Predictive maintenance is another important theme of the Mitsubishi Electric stand. In a live demonstration focused around a robot RV-4FRL, data from the robot controller – a Mitsubishi Electric CR 800 – is passed to a Mitsubishi Electric MELSEC iQ-R series PLC which provides an Edge processing layer. Pre-processed data is then passed to the cloud for analysis using the AI platform within IBM Watson. The dashboard provides an overview of robot health, and transmits maintenance requirements to an operator tablet. Users can see the efficiency of each joint of the robot, look at how that has changed over time, and view maintenance action suggestions from Watson so that efficient maintenance can be planned.
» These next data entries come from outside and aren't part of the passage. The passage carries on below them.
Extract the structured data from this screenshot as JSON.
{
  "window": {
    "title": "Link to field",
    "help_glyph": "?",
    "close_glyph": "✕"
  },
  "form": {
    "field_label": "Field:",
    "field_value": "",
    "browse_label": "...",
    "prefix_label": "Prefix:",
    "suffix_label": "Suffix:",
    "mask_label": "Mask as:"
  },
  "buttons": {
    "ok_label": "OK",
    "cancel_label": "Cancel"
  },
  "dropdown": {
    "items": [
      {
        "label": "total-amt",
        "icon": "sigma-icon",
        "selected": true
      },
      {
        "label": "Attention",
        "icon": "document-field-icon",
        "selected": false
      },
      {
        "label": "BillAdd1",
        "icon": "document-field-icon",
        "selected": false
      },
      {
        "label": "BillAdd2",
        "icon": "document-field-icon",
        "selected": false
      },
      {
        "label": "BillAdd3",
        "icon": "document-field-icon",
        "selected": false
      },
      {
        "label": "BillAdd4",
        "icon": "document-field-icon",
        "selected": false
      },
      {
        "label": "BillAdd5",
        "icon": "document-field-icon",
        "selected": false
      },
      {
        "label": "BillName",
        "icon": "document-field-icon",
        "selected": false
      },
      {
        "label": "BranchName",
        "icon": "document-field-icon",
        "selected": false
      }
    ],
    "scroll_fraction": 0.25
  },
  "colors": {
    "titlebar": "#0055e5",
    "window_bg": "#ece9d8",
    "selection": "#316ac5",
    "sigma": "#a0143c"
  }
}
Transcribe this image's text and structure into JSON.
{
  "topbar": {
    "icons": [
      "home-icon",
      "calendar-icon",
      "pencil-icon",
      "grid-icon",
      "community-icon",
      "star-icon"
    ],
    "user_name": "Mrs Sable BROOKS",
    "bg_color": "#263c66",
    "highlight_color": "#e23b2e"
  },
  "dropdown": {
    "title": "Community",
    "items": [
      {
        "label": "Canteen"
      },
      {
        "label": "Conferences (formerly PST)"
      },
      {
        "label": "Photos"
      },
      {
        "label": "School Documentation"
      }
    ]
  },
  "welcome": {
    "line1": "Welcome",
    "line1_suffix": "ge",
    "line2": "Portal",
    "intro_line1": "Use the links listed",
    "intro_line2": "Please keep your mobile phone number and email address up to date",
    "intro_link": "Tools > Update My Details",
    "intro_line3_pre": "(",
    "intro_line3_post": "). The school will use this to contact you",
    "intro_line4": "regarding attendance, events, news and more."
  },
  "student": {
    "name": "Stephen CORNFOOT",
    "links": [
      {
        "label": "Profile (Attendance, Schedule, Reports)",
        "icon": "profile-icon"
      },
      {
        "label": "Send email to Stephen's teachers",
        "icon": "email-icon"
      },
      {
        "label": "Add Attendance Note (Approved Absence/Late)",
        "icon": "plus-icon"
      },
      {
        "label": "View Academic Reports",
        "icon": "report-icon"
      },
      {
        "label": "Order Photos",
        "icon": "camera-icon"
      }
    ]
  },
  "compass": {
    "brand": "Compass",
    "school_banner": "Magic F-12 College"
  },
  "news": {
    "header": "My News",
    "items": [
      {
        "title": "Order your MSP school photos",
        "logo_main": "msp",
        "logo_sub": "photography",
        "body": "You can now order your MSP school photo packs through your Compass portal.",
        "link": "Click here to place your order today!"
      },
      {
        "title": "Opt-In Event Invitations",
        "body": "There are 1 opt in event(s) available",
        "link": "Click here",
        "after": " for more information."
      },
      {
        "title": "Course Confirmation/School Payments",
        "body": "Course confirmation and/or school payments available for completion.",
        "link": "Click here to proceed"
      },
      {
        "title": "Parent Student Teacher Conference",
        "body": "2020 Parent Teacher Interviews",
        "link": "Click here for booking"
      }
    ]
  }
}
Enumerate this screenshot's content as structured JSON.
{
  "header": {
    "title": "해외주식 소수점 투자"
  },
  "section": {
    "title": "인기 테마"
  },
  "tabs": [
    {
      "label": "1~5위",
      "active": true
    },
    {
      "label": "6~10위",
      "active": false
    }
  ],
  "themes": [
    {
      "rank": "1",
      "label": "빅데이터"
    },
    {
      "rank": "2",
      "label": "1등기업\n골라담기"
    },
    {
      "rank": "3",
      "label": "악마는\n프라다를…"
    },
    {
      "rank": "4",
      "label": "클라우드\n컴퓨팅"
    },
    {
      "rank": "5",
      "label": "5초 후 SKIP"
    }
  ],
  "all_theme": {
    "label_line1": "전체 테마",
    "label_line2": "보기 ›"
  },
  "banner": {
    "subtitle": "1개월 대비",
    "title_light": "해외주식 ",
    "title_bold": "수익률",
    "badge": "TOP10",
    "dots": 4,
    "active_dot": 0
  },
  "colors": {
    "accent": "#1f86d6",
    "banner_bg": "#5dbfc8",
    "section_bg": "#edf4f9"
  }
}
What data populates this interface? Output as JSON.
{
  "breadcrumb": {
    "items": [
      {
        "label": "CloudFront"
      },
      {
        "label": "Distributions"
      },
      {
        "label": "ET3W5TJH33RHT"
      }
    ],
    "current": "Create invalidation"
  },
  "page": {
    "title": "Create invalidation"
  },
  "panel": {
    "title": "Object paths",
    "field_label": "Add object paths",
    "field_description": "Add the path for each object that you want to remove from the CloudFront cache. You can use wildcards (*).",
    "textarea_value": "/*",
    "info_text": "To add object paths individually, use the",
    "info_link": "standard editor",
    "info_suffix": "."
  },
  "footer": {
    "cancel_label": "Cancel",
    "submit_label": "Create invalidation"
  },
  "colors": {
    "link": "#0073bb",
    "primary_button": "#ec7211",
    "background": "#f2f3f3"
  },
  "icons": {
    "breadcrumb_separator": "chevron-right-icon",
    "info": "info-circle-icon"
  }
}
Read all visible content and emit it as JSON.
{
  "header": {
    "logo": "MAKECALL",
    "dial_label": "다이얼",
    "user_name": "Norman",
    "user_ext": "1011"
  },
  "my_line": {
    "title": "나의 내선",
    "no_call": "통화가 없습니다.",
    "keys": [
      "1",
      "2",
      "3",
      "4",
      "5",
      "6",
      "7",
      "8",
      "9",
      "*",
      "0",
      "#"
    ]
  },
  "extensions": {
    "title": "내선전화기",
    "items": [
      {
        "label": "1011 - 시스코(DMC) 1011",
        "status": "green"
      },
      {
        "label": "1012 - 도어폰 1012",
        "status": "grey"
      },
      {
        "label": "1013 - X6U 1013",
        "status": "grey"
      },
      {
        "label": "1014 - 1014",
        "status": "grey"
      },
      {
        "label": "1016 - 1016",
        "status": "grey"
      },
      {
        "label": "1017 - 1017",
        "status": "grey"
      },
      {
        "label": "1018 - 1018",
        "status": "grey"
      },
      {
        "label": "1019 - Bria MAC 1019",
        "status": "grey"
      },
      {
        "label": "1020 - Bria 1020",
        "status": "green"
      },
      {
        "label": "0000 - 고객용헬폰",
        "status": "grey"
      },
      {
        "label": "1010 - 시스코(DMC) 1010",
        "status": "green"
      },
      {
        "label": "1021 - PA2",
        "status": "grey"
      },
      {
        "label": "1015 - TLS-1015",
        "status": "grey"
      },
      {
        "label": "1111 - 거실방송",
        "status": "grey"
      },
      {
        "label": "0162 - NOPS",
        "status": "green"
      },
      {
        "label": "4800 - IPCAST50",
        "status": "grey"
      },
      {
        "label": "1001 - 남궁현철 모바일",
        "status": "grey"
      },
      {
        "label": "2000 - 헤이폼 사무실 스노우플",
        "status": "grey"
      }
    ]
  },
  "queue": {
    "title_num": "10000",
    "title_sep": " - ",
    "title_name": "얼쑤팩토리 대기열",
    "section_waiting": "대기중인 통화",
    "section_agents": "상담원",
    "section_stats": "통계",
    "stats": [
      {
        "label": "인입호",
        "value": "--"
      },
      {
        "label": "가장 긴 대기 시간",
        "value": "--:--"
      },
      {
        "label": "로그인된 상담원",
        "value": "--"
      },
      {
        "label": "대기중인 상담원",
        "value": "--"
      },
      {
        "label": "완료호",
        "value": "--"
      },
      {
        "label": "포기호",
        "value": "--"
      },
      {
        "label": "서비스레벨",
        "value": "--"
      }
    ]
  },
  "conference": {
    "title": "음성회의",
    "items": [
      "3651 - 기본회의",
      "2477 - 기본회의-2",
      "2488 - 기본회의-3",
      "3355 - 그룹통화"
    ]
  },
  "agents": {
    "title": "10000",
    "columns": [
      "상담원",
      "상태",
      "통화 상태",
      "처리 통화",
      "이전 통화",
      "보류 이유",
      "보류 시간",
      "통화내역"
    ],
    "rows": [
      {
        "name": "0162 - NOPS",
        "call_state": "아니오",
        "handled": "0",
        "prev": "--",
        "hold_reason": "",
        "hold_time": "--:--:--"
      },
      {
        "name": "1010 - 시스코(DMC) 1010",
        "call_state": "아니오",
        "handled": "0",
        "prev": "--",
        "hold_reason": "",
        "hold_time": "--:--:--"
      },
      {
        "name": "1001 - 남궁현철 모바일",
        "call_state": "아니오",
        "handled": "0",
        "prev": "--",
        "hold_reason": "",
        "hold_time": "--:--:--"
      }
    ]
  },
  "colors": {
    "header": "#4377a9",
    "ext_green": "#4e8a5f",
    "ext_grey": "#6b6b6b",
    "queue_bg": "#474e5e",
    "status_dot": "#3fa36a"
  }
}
Further increasing the efficiency of this maintenance, the demonstration on the Mitsubishi Electric stand includes voice control of the robot. The maintenance activities themselves are optimised through the use of smart glasses, where the operator is shown CAD drawings of the relevant robot parts superimposed over the robot itself. In addition, the glasses can show the maintenance manual and individual instructions.
Human orientated machine interaction
Another demonstration shows how smart devices such as tablets and Smart glasses are a key driver in the digital transformation of manufacturing. It gives a glimpse into the future of human orientated monitoring and training. Developed as a pilot project with the Fraunhofer Institute for Production Technology IPT, the tablets and glasses are being used as a user interface to the M850W CNC controller on a 5-axis CNC machine.
For machine monitoring, operators can view up-to-date machine and production information, such as progress, remaining time, machine status or overall equipment effectiveness (OEE). Raw data is continually processed, visualised and automatically updated within the smart device, and should unexpected production interruptions or errors occur, the operator can be automatically provided with pop-up information to rectify the problem.
This advanced visualisation technology supports predictive maintenance, but can also aid with training for operators or maintenance staff. As a result of this connected technology, operators can interact with machines more efficiently and learn how to use them more quickly. Users are able to choose from a menu of topics, including education, service/support, live data and predictive maintenance values. The menu items provide a mix of moving animations, guidance videos and augmented reality content.